─── Record extracts

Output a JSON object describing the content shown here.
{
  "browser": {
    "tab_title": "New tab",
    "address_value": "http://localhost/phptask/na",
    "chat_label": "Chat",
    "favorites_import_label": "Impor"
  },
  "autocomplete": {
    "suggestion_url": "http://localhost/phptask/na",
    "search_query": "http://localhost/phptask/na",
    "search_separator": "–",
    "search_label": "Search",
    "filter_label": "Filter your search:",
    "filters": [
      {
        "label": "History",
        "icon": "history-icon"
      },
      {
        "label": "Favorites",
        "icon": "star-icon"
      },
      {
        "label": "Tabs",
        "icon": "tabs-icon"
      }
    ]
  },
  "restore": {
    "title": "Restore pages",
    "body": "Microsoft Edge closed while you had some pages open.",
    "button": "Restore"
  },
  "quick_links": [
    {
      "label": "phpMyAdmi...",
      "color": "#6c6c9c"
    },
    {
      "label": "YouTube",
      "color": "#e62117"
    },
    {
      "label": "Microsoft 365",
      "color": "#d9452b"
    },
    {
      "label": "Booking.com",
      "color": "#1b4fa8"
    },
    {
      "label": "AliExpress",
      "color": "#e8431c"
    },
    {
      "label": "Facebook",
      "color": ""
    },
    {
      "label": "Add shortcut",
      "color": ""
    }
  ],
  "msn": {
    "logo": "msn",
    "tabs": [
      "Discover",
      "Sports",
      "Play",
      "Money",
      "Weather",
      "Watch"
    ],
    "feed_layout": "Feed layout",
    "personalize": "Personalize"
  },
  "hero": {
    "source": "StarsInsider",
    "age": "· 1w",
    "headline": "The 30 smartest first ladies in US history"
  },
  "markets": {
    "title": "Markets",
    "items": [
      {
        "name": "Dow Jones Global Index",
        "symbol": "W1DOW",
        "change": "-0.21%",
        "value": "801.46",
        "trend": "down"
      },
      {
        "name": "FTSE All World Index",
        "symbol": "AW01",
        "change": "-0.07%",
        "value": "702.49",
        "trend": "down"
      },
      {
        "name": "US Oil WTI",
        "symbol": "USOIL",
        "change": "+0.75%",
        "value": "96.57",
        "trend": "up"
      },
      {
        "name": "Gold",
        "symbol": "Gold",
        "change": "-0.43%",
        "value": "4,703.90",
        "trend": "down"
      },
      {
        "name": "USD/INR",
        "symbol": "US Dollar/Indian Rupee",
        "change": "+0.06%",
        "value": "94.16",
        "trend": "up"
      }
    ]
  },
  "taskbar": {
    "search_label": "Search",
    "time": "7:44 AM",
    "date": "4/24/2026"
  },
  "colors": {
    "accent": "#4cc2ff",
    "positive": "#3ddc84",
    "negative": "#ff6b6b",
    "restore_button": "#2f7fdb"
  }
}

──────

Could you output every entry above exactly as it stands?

• _Reply to the exercise_:
Output a JSON object describing the content shown here.
{
  "browser": {
    "tab_title": "New tab",
    "address_value": "http://localhost/phptask/na",
    "chat_label": "Chat",
    "favorites_import_label": "Impor"
  },
  "autocomplete": {
    "suggestion_url": "http://localhost/phptask/na",
    "search_query": "http://localhost/phptask/na",
    "search_separator": "–",
    "search_label": "Search",
    "filter_label": "Filter your search:",
    "filters": [
      {
        "label": "History",
        "icon": "history-icon"
      },
      {
        "label": "Favorites",
        "icon": "star-icon"
      },
      {
        "label": "Tabs",
        "icon": "tabs-icon"
      }
    ]
  },
  "restore": {
    "title": "Restore pages",
    "body": "Microsoft Edge closed while you had some pages open.",
    "button": "Restore"
  },
  "quick_links": [
    {
      "label": "phpMyAdmi...",
      "color": "#6c6c9c"
    },
    {
      "label": "YouTube",
      "color": "#e62117"
    },
    {
      "label": "Microsoft 365",
      "color": "#d9452b"
    },
    {
      "label": "Booking.com",
      "color": "#1b4fa8"
    },
    {
      "label": "AliExpress",
      "color": "#e8431c"
    },
    {
      "label": "Facebook",
      "color": ""
    },
    {
      "label": "Add shortcut",
      "color": ""
    }
  ],
  "msn": {
    "logo": "msn",
    "tabs": [
      "Discover",
      "Sports",
      "Play",
      "Money",
      "Weather",
      "Watch"
    ],
    "feed_layout": "Feed layout",
    "personalize": "Personalize"
  },
  "hero": {
    "source": "StarsInsider",
    "age": "· 1w",
    "headline": "The 30 smartest first ladies in US history"
  },
  "markets": {
    "title": "Markets",
    "items": [
      {
        "name": "Dow Jones Global Index",
        "symbol": "W1DOW",
        "change": "-0.21%",
        "value": "801.46",
        "trend": "down"
      },
      {
        "name": "FTSE All World Index",
        "symbol": "AW01",
        "change": "-0.07%",
        "value": "702.49",
        "trend": "down"
      },
      {
        "name": "US Oil WTI",
        "symbol": "USOIL",
        "change": "+0.75%",
        "value": "96.57",
        "trend": "up"
      },
      {
        "name": "Gold",
        "symbol": "Gold",
        "change": "-0.43%",
        "value": "4,703.90",
        "trend": "down"
      },
      {
        "name": "USD/INR",
        "symbol": "US Dollar/Indian Rupee",
        "change": "+0.06%",
        "value": "94.16",
        "trend": "up"
      }
    ]
  },
  "taskbar": {
    "search_label": "Search",
    "time": "7:44 AM",
    "date": "4/24/2026"
  },
  "colors": {
    "accent": "#4cc2ff",
    "positive": "#3ddc84",
    "negative": "#ff6b6b",
    "restore_button": "#2f7fdb"
  }
}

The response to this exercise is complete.